* hard nofile 50000 * soft nofile 50000
NiFi may be configured to generate a significant number of threads. Increase the allowable number by editing /etc/security/limits.conf to add something like: * hard nproc 10000 * soft nproc 10000
Your distribution may require an edit to /etc/security/limits.d/90-nproc.conf by adding: * soft nproc 10000
This is particularly important if your flow will be setting up and tearing down a large number of sockets in small period of time.
sudo sysctl -w net.ipv4.ip_local_port_range="10000 65000"
You don’t want your sockets to sit and linger too long given that you want to be able to quickly setup and teardown new sockets. It is a good idea to read more about it but to adjust do something like

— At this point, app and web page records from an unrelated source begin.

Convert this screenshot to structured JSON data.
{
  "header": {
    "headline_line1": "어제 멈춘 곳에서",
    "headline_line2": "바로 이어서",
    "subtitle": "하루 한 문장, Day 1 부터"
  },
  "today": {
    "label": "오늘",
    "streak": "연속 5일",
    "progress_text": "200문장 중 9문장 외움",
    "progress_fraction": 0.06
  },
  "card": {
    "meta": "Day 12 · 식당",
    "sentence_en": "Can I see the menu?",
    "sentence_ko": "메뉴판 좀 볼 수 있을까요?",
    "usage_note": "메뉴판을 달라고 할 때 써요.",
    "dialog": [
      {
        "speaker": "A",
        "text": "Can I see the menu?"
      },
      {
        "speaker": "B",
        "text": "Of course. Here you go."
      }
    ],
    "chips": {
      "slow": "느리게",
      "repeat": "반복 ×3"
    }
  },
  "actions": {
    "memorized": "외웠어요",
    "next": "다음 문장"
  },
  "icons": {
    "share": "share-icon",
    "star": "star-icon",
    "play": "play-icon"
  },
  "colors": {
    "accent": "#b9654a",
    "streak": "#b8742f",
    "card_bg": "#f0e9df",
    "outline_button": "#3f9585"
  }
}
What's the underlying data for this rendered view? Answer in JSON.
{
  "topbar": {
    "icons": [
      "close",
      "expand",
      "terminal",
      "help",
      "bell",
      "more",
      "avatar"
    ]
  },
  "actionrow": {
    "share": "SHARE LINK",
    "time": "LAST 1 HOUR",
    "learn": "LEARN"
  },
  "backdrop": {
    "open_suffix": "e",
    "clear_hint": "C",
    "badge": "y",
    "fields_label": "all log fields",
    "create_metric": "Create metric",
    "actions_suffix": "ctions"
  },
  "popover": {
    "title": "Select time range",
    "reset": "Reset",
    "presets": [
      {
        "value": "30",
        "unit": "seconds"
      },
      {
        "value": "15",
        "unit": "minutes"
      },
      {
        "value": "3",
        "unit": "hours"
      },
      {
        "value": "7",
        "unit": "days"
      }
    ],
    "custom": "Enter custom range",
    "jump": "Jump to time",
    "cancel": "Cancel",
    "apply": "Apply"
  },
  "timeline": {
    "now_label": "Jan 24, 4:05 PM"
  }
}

sudo sysctl -w net.ipv4.netfilter.ip_conntrack_tcp_timeout_time_wait="1"
Swapping is fantastic for some applications. It isn’t good for something like NiFi that always wants to be running. To tell Linux you’d like swapping off, you can edit /etc/sysctl.conf to add the following line
vm.swappiness = 0
For the partitions handling the various NiFi repos, turn off things like
Doing so can cause a surprising bump in throughput. Edit the /etc/fstab file
and for the partition(s) of interest add the
Additional information on system administration and settings can be located in our Administrator’s Guide.
MAVEN_OPTS="-Xms1024m -Xmx3076m -XX:MaxPermSize=256m"
rootdir of the source tree run
mvn -T C2.0 clean install -Pinclude-grpcYou can tweak the maven build settings as you like but the previous command will execute with 2 threads per core. You can omit the
-Pinclude-grpcif you’re not on a platform that it supports. Include
-DskipTeststo compile tests, but skip running them.
Now you should have a fully functioning build off the latest codebase.
NOTE: During development it is not necessary to build the entire code base. Typically, in case of a NAR bundle change you can build only the particular bundle followed by running
mvn -T C2.0 clean install -Ddir-only in
Running the above build will create a tar.gz (and zip) file in
./nifi-assembly/target. This tar.gz should
contain the full application. Decompressing the tar.gz should make a directory for you containing several other
conf contains application configuration,
bin contains scripts
for launching the application. On Linux and OSX, NiFi can be run using
bin/nifi.sh <command> where
<command> is one of:
start: starts NiFi in the background
stop: stops NiFi that is running in the background
status: provides the current status of NiFi
run: runs NiFi in the foreground and waits to receive a Ctrl-C, which then shuts down NiFi.
install: (available in Linux only, not OSX): installs NiFi as a service that can then be controlled via
service nifi start,
service nifi stop,
service nifi status.
For Windows users, the following scripts exist in the
run-nifi.bat: runs NiFi in the foreground and waits to receive a Ctrl-C, which then shuts down NiFi
status-nifi.bat: provides the current status of NiFi
The configuration that is to be used when launching NiFi, such as Java heap size, the user to run as, which Java command to use, etc. are configurable via the conf/bootstrap.conf file.
The entire concept of how the application will integrate to a given OS and run as an enduring service is something we’re working hard on and would appreciate ideas for. The user experience needs to be excellent.
With the default settings you can point a web browser at
The default installation generates a random username and password, writing the generated values to the application log. The application log is located in
logs/nifi-app.log under the installation directory. The log file will contain lines with
Generated Username [USERNAME] and
Generated Password [PASSWORD] indicating the credentials needed for access. Search the application log for those lines and record the generated values in a secure location.
The following command can be used to change the username and password:
$ ./bin/nifi.sh set-single-user-credentials <username> <password>
Logging is configured by default to log to ./logs/nifi-app.log. The following log message should indicate the web UI is ready for use:
2014-12-09 00:42:03,540 INFO [main] org.apache.nifi.web.server.JettyServer NiFi has started. The UI is available at the following URLs: